FOR IMMEDIATE RELEASE: Thursday, April 5, 2018
SANTA ANA, California – Three Orange County men have been charged in a scheme to use the synthetic opioid fentanyl and a similar drug to manufacture and distribute counterfeit pharmaceutical pills designed to look like brand-name oxycodone pills.
A criminal complaint filed Wednesday in United States District Court alleges that the men obtained fentanyl and an analogue called cyclopropyl fentanyl through internet suppliers, used a pill press to make counterfeit pills, and distributed the narcotics through the mails, often arranging sales through a darknet marketplace.
The complaint alleges one count of conspiracy to distribute controlled substances. The three defendants named in the complaint are:
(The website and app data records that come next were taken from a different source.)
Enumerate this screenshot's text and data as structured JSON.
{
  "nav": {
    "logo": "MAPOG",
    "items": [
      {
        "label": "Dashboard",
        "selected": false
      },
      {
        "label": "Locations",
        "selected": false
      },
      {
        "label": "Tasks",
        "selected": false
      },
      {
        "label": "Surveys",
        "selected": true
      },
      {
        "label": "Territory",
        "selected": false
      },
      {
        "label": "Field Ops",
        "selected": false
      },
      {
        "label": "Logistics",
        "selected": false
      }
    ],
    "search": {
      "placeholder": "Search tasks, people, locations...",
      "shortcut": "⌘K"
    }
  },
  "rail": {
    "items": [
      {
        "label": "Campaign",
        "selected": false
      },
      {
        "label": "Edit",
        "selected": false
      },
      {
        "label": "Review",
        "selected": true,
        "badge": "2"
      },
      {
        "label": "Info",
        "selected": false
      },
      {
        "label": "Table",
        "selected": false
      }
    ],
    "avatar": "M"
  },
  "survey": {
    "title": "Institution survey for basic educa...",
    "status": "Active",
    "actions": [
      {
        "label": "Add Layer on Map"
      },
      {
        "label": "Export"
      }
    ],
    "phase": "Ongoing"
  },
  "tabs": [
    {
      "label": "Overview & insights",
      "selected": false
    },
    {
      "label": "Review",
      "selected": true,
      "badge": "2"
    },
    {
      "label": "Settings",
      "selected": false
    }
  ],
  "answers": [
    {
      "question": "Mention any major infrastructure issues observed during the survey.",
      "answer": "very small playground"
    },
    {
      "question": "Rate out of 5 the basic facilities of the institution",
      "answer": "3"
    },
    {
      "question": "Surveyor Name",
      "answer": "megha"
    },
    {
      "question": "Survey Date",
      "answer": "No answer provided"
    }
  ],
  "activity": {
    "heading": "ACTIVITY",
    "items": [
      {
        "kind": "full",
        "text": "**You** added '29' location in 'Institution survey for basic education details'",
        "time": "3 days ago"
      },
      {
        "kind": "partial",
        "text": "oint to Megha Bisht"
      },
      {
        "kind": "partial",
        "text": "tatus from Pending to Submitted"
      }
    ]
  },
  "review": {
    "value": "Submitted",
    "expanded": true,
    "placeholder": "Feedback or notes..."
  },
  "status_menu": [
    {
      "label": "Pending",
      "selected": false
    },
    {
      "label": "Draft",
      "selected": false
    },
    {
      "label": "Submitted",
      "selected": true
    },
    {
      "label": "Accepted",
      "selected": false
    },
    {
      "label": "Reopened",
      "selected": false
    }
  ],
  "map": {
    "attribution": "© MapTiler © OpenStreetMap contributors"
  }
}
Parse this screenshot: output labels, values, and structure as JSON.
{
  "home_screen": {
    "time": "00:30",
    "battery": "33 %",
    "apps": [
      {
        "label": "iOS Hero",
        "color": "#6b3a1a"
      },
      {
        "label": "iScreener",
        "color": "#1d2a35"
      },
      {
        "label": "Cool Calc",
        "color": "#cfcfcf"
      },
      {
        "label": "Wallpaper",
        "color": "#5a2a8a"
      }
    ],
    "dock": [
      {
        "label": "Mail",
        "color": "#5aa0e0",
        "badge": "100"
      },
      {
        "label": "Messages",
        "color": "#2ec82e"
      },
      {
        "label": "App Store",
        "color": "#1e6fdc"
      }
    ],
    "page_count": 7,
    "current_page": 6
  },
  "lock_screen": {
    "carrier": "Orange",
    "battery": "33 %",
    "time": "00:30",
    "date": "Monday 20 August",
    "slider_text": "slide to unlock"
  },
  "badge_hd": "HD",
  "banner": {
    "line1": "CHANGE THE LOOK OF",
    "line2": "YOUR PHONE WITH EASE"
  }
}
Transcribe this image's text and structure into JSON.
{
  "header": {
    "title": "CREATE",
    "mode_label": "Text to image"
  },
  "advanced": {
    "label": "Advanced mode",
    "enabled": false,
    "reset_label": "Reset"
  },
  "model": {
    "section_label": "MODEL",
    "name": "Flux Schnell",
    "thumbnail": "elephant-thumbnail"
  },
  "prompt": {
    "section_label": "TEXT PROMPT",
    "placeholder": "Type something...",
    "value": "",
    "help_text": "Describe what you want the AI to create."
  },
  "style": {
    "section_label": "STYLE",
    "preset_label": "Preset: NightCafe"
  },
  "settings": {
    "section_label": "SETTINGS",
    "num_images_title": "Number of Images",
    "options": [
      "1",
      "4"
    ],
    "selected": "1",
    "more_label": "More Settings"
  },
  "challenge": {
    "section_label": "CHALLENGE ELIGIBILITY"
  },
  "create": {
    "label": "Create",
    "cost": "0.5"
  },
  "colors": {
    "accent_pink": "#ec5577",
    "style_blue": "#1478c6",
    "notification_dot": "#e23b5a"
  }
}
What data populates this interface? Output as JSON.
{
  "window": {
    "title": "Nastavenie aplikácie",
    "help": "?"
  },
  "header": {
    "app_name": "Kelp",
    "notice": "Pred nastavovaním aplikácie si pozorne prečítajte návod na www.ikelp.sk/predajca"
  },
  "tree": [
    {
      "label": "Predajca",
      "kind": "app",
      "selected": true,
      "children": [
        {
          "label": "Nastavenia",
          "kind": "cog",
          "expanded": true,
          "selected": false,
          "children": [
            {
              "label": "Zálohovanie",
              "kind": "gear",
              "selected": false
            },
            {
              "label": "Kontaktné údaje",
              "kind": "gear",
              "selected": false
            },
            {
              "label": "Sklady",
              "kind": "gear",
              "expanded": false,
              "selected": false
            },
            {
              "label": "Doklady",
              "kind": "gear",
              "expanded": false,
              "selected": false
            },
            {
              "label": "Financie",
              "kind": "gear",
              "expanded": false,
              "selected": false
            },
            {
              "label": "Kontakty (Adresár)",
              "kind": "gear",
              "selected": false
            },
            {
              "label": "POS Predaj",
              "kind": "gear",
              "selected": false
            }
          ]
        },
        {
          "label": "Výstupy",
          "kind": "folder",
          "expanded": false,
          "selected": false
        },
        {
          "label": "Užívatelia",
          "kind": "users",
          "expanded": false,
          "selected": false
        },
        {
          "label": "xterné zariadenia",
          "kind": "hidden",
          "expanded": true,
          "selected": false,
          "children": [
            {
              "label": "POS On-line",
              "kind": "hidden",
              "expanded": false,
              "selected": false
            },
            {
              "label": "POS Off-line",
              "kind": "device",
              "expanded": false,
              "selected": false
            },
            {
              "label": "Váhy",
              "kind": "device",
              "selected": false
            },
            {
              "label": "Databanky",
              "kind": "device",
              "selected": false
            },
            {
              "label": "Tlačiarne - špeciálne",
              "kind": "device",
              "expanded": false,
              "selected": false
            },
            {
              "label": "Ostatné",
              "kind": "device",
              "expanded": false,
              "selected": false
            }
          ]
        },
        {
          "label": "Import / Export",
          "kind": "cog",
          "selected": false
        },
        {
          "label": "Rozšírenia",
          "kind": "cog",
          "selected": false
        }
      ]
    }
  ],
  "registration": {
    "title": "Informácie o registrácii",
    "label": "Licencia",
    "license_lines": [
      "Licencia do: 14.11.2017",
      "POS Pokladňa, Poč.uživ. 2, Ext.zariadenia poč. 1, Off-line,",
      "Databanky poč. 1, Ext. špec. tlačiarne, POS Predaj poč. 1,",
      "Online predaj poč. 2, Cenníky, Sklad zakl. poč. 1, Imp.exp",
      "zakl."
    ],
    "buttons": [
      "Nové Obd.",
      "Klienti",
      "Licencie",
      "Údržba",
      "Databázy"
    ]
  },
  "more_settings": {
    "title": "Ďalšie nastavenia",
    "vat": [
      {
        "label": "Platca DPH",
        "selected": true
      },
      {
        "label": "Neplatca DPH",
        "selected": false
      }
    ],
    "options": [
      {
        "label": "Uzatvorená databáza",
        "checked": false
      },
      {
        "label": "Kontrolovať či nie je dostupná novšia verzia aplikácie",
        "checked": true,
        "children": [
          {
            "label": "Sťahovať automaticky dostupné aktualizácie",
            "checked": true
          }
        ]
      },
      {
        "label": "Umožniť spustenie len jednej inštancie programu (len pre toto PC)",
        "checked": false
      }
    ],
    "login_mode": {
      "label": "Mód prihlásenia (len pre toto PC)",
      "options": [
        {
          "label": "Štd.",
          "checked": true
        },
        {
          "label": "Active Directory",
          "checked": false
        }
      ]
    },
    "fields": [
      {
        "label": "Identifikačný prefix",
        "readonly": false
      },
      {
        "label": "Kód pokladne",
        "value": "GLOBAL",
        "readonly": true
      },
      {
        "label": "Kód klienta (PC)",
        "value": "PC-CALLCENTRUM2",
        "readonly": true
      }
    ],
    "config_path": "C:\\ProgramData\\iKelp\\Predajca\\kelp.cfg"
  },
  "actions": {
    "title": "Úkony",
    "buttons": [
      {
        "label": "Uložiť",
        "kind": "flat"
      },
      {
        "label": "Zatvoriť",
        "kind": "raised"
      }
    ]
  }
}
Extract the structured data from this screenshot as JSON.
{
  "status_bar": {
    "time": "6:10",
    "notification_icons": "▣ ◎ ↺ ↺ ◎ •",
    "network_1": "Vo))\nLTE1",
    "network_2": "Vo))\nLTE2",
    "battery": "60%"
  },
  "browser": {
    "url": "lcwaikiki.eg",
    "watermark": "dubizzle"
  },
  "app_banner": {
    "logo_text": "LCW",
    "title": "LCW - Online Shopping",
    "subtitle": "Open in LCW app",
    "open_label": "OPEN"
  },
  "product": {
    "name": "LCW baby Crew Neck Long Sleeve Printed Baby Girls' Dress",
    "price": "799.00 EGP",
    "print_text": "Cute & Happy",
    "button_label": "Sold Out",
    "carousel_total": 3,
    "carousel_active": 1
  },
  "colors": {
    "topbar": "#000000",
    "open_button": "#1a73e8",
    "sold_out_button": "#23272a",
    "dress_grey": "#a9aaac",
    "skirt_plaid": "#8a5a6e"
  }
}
All three men were taken into custody Tuesday afternoon in conjunction with the execution of federal search warrants across Orange County. They were charged in federal court on Wednesday and made their initial court appearances on Wednesday afternoon. All three defendants remain in custody at this time.
When the defendants were arrested, authorities seized a pill press lab in Suarez’s apartment, along with bags that contained nearly 3 kilograms of what appear to be counterfeit oxycodone and Xanax pills, and bags that contained approximately 4.5 kilograms of white and blue powders that are currently being tested. A search of Pasek’s residence revealed approximately 13,000 pills that appeared to be counterfeit oxycodone and bundles of United States currency.
“Fentanyl is an extremely powerful drug that is further complicating the severe problems we are seeing in relation to this nation’s opioid epidemic,” said United States Attorney Nicola T. Hanna. “Using fentanyl in a counterfeit pill that appears to look like a less-lethal opioid dramatically increases the possibility of overdoses – and deaths that we see far too often.”
“Our country is facing a multifaceted threat: dangerous opioids such as fentanyl and its analogues are inundating our mail system and are being pressed into counterfeit pharmaceutical pills that are flooding our streets,” said DEA Special Agent in Charge David J. Downing. “These are alarming trends, and multi-agency coordination is paramount to combating this epidemic.”
“We recognize that the opioid epidemic transcends the boundaries of our Costa Mesa community and this case is a prime example of that. Fentanyl is a highly dangerous opioid that contributes heavily to the epidemic,” said Costa Mesa Police Chief Rob Sharpnack. “We want to thank the agencies involved for partnering with us on the investigation that got these three individuals off the streets.”
During a six-month investigation led by the DEA and the Costa Mesa Police Department, authorities recovered blue pills stamped “A 215” that resemble 30 mg. pills of the opioid oxycodone. The pills, which were linked to Pasek, were later tested and determined to contain fentanyl or cyclopropyl fentanyl, according to the affidavit in support of the complaint.
On March 5, Cao was observed depositing seven packages into a Postal Service collection box. When those packages were searched pursuant to a court order, authorities discovered approximately 1,400 blue pills with “A 215” markings that were being shipped to addresses across the United States, according to the affidavit, which noted that pills from all seven parcels tested positive for fentanyl.
On April 2, Cao visited Pasek’s residence, then travelled to the pill press lab in Newport Beach, and then drove to a Post Office in Santa Ana, where authorities later recovered 13 boxes that were similar to those seized on March 5. The 13 boxes contained over 4,000 “A 215” pills.
The affidavit describes intelligence obtained during the investigation that “indicated that Pasek only sells narcotics through the internet and ships his products through the mail.” Authorities believe that Pasek’s drug trafficking activities are done through “darknet marketplaces where the primary currency of doing business is bitcoin.”
During his court appearance on Wednesday, Cao was ordered detained as he is a citizen of Vietnam and his student visa has expired. A preliminary hearing was scheduled for April 18, and an arraignment was set for April 23.
Suarez’s detention hearing was continued until this afternoon, and Pasek is due back in court Friday afternoon.
A criminal complaint contains allegations that a defendant has committed a crime. Every defendant is presumed to be innocent until and unless proven guilty in court.
If they were to be convicted of the charge of conspiracy to distribute controlled substances, each defendant would face a statutory maximum sentence of 20 years in federal prison.
This matter is being investigated by the Drug Enforcement Administration, the Costa Mesa Police Department, the United States Postal Inspection Service, IRS Criminal Investigation, the Food and Drug Administration – Office of Criminal Investigations, and the United States Marshals Service.
This case is being prosecuted by Assistant United States Attorney Brett Sagel of the Santa Ana Branch Office.